A 16mm moving image artwork that explores the folklore, ecology, and history of seaweed in northern Scotland. Voiced by seaweed harvesters, workers in the alginate factories, environmental activists, archaeologists & seaweed farmers behind the miracle resource. The film includes archive footage, oral histories and contemporary documentary footage of people working with seaweed.

In partnership with Screen Argyll and Julia Parks, Seaweed is available to book and watch online from 4 – 18 February

Julia Parks is an artist filmmaker exploring the different relationships between landscapes, plants, people and industry. She works with experimental documentary forms often using 16mm film, archival footage, poetry and song. 

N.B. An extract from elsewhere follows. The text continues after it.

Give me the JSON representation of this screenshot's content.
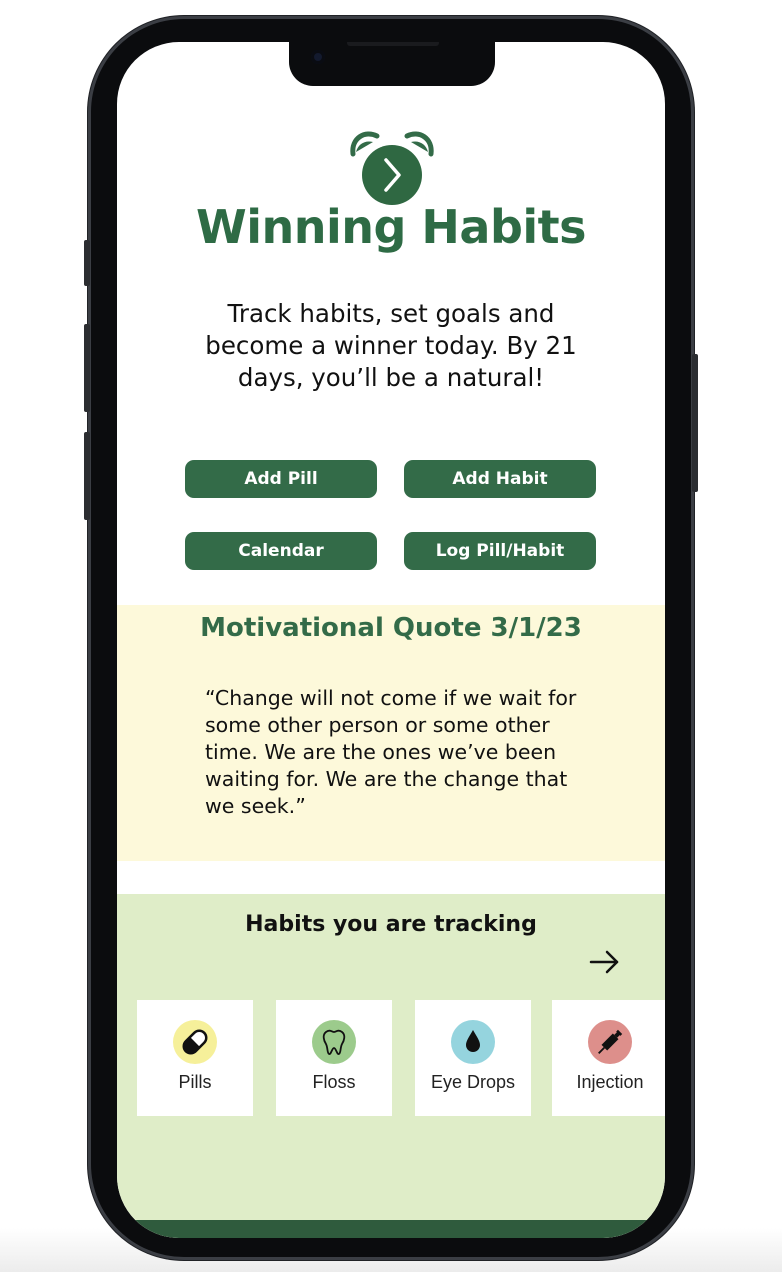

In 2022 she took part in a 6-month residency with Alchemy Film & Arts in Hawick as part of their The Teviot, the Flag and the Rich, Rich Soil programme. The four films she made premiered at the Alchemy Film and Moving Image Festival in April 2023 & screened at Edinburgh International Film Festival & Brazier International Film Festival in summer/autumn 2023. 

Julia grew up and lived for most of her life in West Cumbria. She is currently based between West Cumbria & Hawick in the Scottish Borders. 

Supported by Film Hub Scotland, part of the BFI’s Film Audience Network, and funded by Screen Scotland and National Lottery funding from the BFI